Dairy ingredients include whole dairy foods, such as butter, cheese, cream and yogurt, as well as concentrates and isolates like natural flavors, nonfat dry milk, permeate, whey and others. Multiple dairy ingredients are often used together for the best flavor, performance and bottom line.

“Using fresh dairy products versus powders is always more challenging for industrial baking companies due to refrigerated storage needs and a relatively short shelf life,” said Kimberlee Burrington, director, training, education and technical development, American Dairy Products Institute.

Megan Patterson, marketing communication manager, Fonterra Americas, said bakers can explore alternate forms of real ingredients in some cases.

“Skim milk powders create a clean, dairy milk taste with consistent composition and quality, which is perfect when a fresh milk supply or refrigeration is not available,” she said. 

Many industrial bakeries use votated fats, which are tempered to a specific temperature. Votating systems convert liquid fats into plasticized and aerated fats. This improves the oil’s ability to build structure in baked goods. When working with real butter, the opposite must take place. The hard saturated fat requires tempering at room temperature to become pliable for blending.

“There’s no arguing that an all-butter sponge cake has an unbeatable richness in both flavor and color, but as the fat solidifies at room temperature it can create a drier texture with a shorter shelf life,” Ms. O’Shaughnessy said. “Substituting some of the butter with a fat that remains liquid at room temperature can help these products stay moist and tender for a longer time, as well as offer a cost-saving advantage.”

The downside can be flavor. Vegetable oils tend to lack rich flavor and create off notes.

“The addition of natural dairy-derived flavors can counteract this by building back the richness and masking any unfavorable off notes,” Ms. O’Shaughnessy said.

Cheese flavors are useful when cheese is a characterizing ingredient in baked goods. Most whole cheese ingredients do not provide enough flavor. And when too much is used, baked goods may become soggy. Still, adding some real cheese contributes to appearance.

“Cheese provides aroma and flavor enhancement to all savory bakery applications,” said Qiqi Peng, manager applications, cheese and ingredients, Hilmar Ingredients. “The blister browning from molten cheese creates an attractive physical appearance to everything from muffins to brioche to biscuits.”

Other ingredients, however, can help extend the usage of cheese in baked goods and help a little go a long way.

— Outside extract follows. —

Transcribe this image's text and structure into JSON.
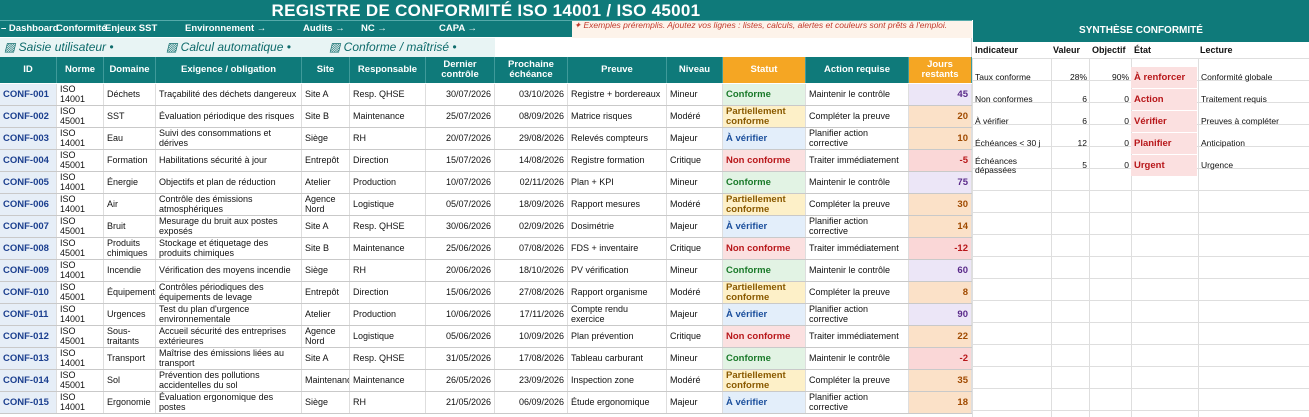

“Bakers can use a lower amount of butter, cheese and other whole dairy products when they add a small percentage of our ingredients to replace the flavor and increase some of the functional aspects of dairy as well, such as mouthfeel and richness,” said Michael Ivey, national sales director, Butter Buds Inc.

Dairy proteins provide an array of nutritional and functional benefits. For starters, they add high-quality, complete protein to grain-based foods.

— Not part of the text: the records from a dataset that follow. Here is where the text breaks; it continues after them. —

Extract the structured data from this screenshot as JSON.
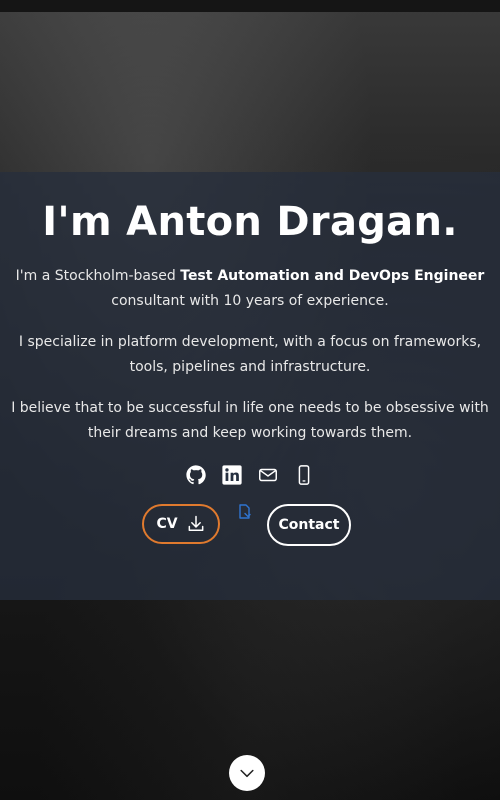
{
  "hero": {
    "title": "I'm Anton Dragan.",
    "intro_prefix": "I'm a Stockholm-based ",
    "intro_role": "Test Automation and DevOps Engineer",
    "intro_suffix": " consultant with 10 years of experience.",
    "paragraph_2": "I specialize in platform development, with a focus on frameworks, tools, pipelines and infrastructure.",
    "paragraph_3": "I believe that to be successful in life one needs to be obsessive with their dreams and keep working towards them."
  },
  "social": [
    {
      "icon": "github-icon"
    },
    {
      "icon": "linkedin-icon"
    },
    {
      "icon": "mail-icon"
    },
    {
      "icon": "phone-icon"
    }
  ],
  "buttons": {
    "cv_label": "CV",
    "cv_icon": "download-icon",
    "doc_icon": "document-icon",
    "contact_label": "Contact"
  },
  "scroll": {
    "icon": "chevron-down-icon"
  },
  "colors": {
    "cv_border": "#e07a2e",
    "doc_icon": "#2f74d0",
    "panel_bg": "#262e3c"
  }
}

“Proteins can be used for fortification, improving the nutritional value of bakery products,” said Pratishtha Verma, research and development scientist, Idaho Milk Products. “Milk protein concentrates and isolates are compatible for use in many bakery applications. These ingredients can be used for product innovation in sports nutrition, weight management and healthful snacking segments.”

Because proteins bind water, it is often necessary to adjust the proportion of other ingredients to standardize moisture content. This is important to achieve the desired texture and shelf life.

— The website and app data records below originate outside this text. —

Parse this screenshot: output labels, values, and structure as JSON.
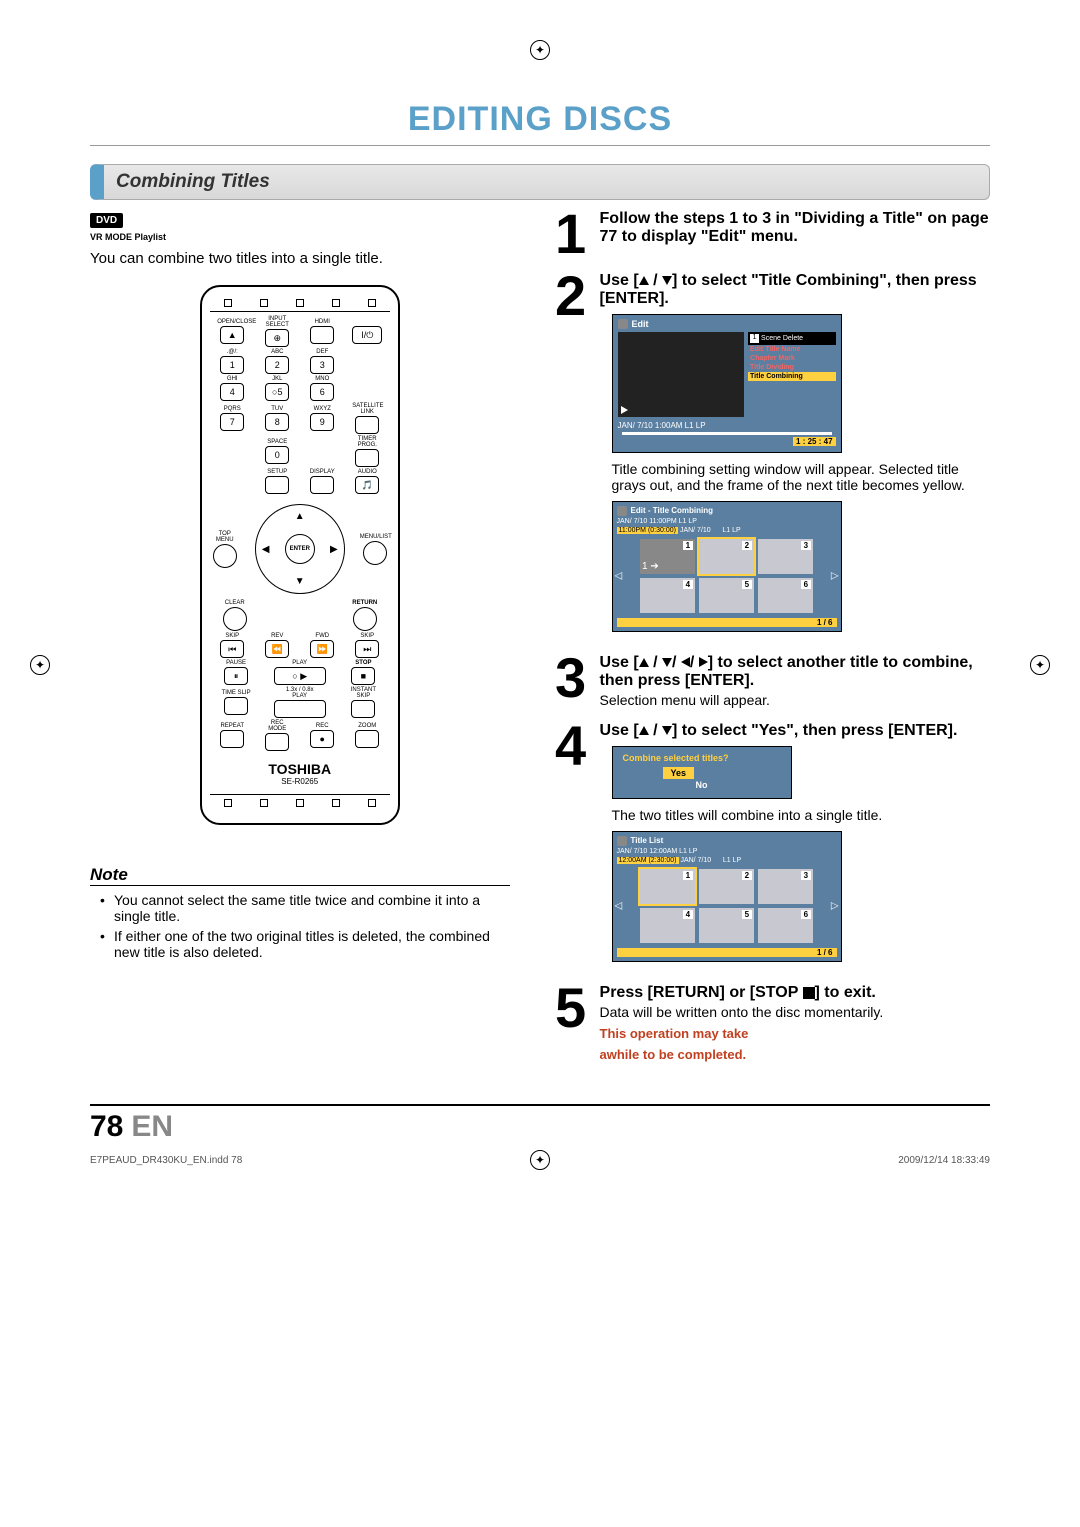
{
  "page_title": "EDITING DISCS",
  "section_heading": "Combining Titles",
  "dvd_badge": "DVD",
  "dvd_sub": "VR MODE Playlist",
  "intro_text": "You can combine two titles into a single title.",
  "remote": {
    "open_close": "OPEN/CLOSE",
    "input_select": "INPUT SELECT",
    "hdmi": "HDMI",
    "power": "I/⏻",
    "ghi": "GHI",
    "abc": "ABC",
    "def": "DEF",
    "jkl": "JKL",
    "mno": "MNO",
    "pqrs": "PQRS",
    "tuv": "TUV",
    "wxyz": "WXYZ",
    "space": "SPACE",
    "timer_prog": "TIMER PROG.",
    "satellite": "SATELLITE LINK",
    "setup": "SETUP",
    "display": "DISPLAY",
    "audio": "AUDIO",
    "top_menu": "TOP MENU",
    "menu_list": "MENU/LIST",
    "enter": "ENTER",
    "clear": "CLEAR",
    "return": "RETURN",
    "skip": "SKIP",
    "rev": "REV",
    "fwd": "FWD",
    "pause": "PAUSE",
    "play": "PLAY",
    "stop": "STOP",
    "time_slip": "TIME SLIP",
    "speed_play": "1.3x / 0.8x PLAY",
    "instant_skip": "INSTANT SKIP",
    "repeat": "REPEAT",
    "rec_mode": "REC MODE",
    "rec": "REC",
    "zoom": "ZOOM",
    "brand": "TOSHIBA",
    "model": "SE-R0265"
  },
  "steps": [
    {
      "n": "1",
      "bold": "Follow the steps 1 to 3 in \"Dividing a Title\" on page 77 to display \"Edit\" menu."
    },
    {
      "n": "2",
      "bold_pre": "Use [",
      "bold_post": "] to select \"Title Combining\", then press [ENTER].",
      "after": "Title combining setting window will appear. Selected title grays out, and the frame of the next title becomes yellow.",
      "edit_menu_title": "Edit",
      "edit_timestamp": "JAN/ 7/10 1:00AM L1   LP",
      "edit_progress_time": "1 : 25 : 47",
      "menu_items": [
        "Scene Delete",
        "Edit Title Name",
        "Chapter Mark",
        "Title Dividing",
        "Title Combining"
      ],
      "menu_highlight_index": 4,
      "menu_number": "1",
      "grid_title": "Edit - Title Combining",
      "grid_meta_line1": "JAN/ 7/10 11:00PM  L1  LP",
      "grid_meta_time": "11:00PM (0:30:00)",
      "grid_meta_date": "JAN/ 7/10",
      "grid_meta_right": "L1  LP",
      "grid_pages": "1 / 6",
      "thumbs": [
        "1",
        "2",
        "3",
        "4",
        "5",
        "6"
      ]
    },
    {
      "n": "3",
      "bold_pre": "Use [",
      "bold_post": "] to select another title to combine, then press [ENTER].",
      "after": "Selection menu will appear."
    },
    {
      "n": "4",
      "bold_pre": "Use [",
      "bold_post": "] to select \"Yes\", then press [ENTER].",
      "prompt_q": "Combine selected titles?",
      "prompt_yes": "Yes",
      "prompt_no": "No",
      "after2": "The two titles will combine into a single title.",
      "grid2_title": "Title List",
      "grid2_meta_line1": "JAN/ 7/10 12:00AM  L1  LP",
      "grid2_meta_time": "12:00AM (2:30:00)",
      "grid2_meta_date": "JAN/ 7/10",
      "grid2_meta_right": "L1 LP",
      "grid2_pages": "1 / 6",
      "thumbs2": [
        "1",
        "2",
        "3",
        "4",
        "5",
        "6"
      ]
    },
    {
      "n": "5",
      "bold": "Press [RETURN] or [STOP ■] to exit.",
      "after": "Data will be written onto the disc momentarily.",
      "warn1": "This operation may take",
      "warn2": "awhile to be completed."
    }
  ],
  "note_head": "Note",
  "notes": [
    "You cannot select the same title twice and combine it into a single title.",
    "If either one of the two original titles is deleted, the combined new title is also deleted."
  ],
  "footer_page": "78",
  "footer_lang": "EN",
  "imprint_left": "E7PEAUD_DR430KU_EN.indd   78",
  "imprint_right": "2009/12/14   18:33:49"
}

“Whey protein aids in emulsifying fat and improving texture by maintaining moisture content and volume,” Ms. Peng said. “It also improves dough texture by reducing stickiness and aids in emulsifying fat, providing a smooth texture while maintaining organoleptic qualities.”

Lactose, the sugar inherent in animal-based milk, is often used to add sweetness and mouthfeel to baked goods. Permeate, the concentrate that results after fat and protein are removed from milk or whey, is a high-lactose ingredient loaded with vitamins and minerals.

“The addition of milk permeate powder will help reduce the sodium content,” Ms. Verma said. “It provides salty notes, and it is possible to eliminate salt from some recipes. The lactose in the permeate will enhance surface browning via the Maillard reaction. It helps to develop caramelized flavor under the influence of oven heat, which is desired in many bakery applications. Permeate can also be used as an economical ingredient to replace other carbohydrates.”

Whey proteins may function as an egg replacer or reducer. The substitution should be made on a protein content basis.

“Whey protein can be used to replace or stretch the use of eggs,” said Steve Adolphson, research manager, Glanbia Nutritionals. “Some products might want to replace eggs totally for allergen reasons. Others may want to avoid the huge cost fluctuations in eggs.”

Glanbia Nutritionals offers an all-whey protein solution and a whey protein plus flax option for this purpose. The latter is suggested for baked items like cookies, while the former is for products such as cakes, which require more leavening performance.

This article is an excerpt from the November 2022 issue of Baking & Snack. To read the entire feature on Dairy & Eggs, click here.